Short story collections were the feature of this month’s ‘Other Genres’ category. This included anthologies and collections from many new and some well know writers. These provide sometimes humorous, thrilling, chilling and at times thought provoking reading.
|The redemption of Galen Pike / Carys Davies.
“From remote Australian settlements to the snows of Siberia, from Colorado to Cumbria, restless teenagers, middle-aged civil servants, and Quaker spinsters traverse expanses of solitude to reveal the secrets of the human heart. Stories that remind us how little we know of the lives of others.” (Adapted from Syndetics summary)
|The refrigerator monologues / Catherynne M. Valente ; with illustrations by Annie Wu.
“A series of linked stories from the points of view of the wives and girlfriends of superheroes, female heroes, and anyone who’s ever been “refrigerated”: comic book women who are killed, raped, brainwashed, driven mad, disabled, or had their powers taken so that a male superhero’s storyline will progress.” (Adapted from Syndetics summary)
|Sour heart : stories / Jenny Zhang.

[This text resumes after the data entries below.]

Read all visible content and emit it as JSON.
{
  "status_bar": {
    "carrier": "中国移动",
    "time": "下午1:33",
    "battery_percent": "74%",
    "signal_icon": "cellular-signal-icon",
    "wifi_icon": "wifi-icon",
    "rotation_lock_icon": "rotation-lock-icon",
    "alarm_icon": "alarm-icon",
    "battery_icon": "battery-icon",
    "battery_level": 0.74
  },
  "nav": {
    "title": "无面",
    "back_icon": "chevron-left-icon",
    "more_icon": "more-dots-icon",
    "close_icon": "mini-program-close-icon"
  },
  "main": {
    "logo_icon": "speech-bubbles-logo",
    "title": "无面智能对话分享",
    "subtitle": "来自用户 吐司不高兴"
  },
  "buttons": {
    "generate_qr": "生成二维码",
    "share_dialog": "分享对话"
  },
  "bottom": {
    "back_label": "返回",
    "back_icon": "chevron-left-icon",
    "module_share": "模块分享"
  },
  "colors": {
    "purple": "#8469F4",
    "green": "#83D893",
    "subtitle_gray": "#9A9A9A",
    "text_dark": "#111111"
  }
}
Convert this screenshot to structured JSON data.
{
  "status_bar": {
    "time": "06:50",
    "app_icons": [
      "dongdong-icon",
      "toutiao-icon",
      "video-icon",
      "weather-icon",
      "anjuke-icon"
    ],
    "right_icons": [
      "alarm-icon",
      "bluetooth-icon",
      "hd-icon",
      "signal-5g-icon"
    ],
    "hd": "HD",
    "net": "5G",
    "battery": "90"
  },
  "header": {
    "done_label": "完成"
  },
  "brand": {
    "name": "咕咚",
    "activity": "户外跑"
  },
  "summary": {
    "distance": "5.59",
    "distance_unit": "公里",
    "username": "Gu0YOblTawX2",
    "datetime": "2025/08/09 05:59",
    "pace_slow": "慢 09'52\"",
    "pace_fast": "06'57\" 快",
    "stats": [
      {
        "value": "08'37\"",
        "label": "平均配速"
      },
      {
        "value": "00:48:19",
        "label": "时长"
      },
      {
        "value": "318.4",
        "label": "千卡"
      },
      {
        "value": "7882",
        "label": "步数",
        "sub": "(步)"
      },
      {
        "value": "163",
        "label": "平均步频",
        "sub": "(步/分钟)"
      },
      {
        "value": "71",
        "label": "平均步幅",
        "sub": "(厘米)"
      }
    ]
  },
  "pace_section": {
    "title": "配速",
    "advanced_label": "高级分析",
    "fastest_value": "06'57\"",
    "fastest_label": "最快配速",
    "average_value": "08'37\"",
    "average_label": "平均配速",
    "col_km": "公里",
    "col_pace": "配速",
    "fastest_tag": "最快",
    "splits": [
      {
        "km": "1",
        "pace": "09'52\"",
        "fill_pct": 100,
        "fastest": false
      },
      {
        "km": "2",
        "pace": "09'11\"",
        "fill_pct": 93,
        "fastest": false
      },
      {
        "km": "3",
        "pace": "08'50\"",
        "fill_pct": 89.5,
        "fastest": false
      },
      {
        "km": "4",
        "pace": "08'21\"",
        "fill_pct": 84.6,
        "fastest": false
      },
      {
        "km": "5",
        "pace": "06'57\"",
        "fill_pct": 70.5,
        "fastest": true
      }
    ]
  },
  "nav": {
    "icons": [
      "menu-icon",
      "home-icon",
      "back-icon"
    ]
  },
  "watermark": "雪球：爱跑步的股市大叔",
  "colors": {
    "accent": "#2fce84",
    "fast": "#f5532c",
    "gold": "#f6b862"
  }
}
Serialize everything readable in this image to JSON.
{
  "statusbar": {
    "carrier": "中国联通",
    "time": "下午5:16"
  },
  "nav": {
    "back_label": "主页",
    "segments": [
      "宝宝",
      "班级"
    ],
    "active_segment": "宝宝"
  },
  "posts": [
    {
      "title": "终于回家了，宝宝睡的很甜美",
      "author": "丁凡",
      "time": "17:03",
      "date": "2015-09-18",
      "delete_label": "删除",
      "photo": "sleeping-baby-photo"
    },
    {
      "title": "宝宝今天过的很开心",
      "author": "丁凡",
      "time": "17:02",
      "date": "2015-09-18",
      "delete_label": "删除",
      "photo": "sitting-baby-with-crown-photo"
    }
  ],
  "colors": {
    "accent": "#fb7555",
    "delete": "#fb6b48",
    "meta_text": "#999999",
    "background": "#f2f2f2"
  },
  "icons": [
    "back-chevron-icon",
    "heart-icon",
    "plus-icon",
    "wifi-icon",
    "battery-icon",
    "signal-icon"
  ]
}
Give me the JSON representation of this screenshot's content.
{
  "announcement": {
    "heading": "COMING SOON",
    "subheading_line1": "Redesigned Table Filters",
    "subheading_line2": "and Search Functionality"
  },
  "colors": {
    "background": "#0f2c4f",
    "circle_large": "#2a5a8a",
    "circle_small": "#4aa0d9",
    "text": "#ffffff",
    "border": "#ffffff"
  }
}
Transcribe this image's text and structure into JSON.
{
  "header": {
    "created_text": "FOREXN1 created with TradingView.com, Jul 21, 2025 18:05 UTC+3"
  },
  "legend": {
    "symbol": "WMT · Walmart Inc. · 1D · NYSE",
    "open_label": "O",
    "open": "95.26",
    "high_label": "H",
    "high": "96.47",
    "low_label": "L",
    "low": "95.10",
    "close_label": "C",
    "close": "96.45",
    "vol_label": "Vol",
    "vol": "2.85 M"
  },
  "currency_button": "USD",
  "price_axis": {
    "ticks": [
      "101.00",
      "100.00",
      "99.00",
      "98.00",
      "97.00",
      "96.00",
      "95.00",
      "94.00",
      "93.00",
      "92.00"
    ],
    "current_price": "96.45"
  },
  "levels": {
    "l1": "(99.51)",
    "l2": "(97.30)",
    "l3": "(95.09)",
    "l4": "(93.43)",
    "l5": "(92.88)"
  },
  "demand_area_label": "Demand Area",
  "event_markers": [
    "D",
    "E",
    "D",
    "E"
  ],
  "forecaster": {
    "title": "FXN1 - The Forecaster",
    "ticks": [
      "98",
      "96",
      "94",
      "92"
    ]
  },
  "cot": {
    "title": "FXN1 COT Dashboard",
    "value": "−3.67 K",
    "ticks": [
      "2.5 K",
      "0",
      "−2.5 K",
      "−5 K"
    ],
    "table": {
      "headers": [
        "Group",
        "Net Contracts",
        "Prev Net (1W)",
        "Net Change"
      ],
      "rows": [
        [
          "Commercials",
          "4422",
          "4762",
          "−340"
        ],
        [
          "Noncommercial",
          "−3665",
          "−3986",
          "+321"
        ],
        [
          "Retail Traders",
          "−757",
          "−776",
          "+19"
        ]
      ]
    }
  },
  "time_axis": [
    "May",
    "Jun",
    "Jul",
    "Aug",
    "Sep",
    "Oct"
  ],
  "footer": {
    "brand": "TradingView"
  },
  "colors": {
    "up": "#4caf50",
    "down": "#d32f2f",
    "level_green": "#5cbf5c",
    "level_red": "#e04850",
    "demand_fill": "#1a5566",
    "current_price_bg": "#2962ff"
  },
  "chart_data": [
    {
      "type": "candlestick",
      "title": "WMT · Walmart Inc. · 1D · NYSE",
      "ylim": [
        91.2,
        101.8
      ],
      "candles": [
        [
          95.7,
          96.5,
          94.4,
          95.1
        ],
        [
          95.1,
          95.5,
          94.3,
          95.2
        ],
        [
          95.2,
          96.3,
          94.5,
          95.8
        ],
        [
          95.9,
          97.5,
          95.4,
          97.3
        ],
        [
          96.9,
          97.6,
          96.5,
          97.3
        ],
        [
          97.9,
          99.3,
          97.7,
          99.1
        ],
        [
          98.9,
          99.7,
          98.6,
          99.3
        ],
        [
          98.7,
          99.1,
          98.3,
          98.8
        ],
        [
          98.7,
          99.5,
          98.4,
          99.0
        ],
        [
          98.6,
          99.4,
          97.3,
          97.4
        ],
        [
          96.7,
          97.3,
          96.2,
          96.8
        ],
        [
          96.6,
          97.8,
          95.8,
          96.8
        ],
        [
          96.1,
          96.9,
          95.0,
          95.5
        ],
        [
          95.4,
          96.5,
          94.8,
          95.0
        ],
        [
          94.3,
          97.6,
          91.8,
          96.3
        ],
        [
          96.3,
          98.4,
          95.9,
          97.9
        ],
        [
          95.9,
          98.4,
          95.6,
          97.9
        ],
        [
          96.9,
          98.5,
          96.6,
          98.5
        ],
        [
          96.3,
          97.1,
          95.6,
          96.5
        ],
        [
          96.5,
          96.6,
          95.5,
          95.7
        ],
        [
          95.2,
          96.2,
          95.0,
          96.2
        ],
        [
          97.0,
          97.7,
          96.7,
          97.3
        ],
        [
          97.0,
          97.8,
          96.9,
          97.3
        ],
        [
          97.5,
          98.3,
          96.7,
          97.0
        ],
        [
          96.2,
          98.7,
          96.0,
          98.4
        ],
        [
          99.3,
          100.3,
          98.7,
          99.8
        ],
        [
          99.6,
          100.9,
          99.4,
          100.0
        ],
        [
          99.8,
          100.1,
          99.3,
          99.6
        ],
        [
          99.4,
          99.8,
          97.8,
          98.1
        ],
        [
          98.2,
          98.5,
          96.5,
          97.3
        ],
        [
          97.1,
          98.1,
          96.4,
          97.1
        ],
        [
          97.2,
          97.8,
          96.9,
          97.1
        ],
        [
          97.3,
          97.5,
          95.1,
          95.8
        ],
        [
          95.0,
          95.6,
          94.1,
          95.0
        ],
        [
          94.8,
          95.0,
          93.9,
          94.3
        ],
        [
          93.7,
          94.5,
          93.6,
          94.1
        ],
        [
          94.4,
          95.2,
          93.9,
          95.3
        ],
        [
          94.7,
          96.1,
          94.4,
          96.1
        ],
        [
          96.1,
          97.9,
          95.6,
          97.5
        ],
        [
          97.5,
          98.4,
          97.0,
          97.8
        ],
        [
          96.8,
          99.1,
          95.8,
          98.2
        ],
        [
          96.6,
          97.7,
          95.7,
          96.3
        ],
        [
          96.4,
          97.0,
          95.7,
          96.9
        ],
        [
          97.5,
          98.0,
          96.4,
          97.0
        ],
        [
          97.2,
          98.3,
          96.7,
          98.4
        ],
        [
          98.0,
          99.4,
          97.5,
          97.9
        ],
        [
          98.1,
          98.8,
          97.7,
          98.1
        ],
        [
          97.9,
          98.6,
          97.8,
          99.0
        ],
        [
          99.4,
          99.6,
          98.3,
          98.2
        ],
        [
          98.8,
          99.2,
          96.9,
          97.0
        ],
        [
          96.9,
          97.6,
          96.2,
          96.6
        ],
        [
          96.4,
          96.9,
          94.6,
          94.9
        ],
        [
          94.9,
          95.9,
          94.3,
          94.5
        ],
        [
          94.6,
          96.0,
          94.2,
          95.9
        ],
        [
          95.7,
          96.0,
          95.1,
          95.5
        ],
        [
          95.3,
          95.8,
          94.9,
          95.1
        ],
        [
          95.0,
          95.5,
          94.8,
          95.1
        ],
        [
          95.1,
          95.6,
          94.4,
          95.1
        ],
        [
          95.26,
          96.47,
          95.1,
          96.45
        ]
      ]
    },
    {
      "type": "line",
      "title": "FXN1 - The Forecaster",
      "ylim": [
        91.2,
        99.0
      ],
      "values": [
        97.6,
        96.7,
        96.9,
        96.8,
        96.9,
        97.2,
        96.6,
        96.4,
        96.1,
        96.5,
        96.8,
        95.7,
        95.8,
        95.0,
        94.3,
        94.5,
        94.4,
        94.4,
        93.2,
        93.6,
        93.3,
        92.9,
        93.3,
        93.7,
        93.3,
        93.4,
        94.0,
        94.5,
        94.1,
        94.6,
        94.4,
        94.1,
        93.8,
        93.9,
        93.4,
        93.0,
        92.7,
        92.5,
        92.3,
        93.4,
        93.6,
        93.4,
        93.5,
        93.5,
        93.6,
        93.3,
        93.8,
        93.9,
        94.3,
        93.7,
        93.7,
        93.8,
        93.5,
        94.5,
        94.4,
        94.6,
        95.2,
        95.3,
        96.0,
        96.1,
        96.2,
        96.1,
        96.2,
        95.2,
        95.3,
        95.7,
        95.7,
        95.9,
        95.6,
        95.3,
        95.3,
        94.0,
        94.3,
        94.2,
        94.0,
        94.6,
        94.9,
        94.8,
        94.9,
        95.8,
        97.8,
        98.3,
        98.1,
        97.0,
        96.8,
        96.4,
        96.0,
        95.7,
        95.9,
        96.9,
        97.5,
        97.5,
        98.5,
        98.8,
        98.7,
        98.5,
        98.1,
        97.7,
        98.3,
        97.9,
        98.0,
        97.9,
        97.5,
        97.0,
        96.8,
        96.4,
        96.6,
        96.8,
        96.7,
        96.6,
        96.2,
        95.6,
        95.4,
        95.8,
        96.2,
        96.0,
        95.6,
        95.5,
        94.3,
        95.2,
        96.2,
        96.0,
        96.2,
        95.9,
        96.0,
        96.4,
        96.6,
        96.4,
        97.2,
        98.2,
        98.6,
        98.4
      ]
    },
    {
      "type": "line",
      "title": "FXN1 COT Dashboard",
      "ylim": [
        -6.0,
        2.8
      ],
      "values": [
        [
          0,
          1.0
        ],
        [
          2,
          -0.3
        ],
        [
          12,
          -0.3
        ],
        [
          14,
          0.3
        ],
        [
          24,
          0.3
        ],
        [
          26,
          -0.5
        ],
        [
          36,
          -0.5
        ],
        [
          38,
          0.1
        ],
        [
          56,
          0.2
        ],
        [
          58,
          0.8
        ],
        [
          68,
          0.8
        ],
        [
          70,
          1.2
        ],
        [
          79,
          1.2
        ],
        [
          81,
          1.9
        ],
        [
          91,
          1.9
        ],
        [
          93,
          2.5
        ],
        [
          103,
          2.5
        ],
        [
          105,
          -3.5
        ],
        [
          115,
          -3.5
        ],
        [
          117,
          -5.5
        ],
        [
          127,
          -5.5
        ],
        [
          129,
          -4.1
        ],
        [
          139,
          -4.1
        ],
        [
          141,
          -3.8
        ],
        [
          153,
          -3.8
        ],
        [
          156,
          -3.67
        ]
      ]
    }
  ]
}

“A debut story collection that conjures the experience of adolescence through the eyes of Chinese American girls growing up in New York City, frank and subversive interpreter of the immigrant experience in America. Narrated by the daughters of Chinese immigrants who fled imperiled lives as artists back home only to struggle to stay afloat, dumpster diving for food and scamming Atlantic City casino buses to make a buck, these seven stories showcase Zhang’s compassion, moral courage, and a perverse sense of humor.” (Adapted from Syndetics summary)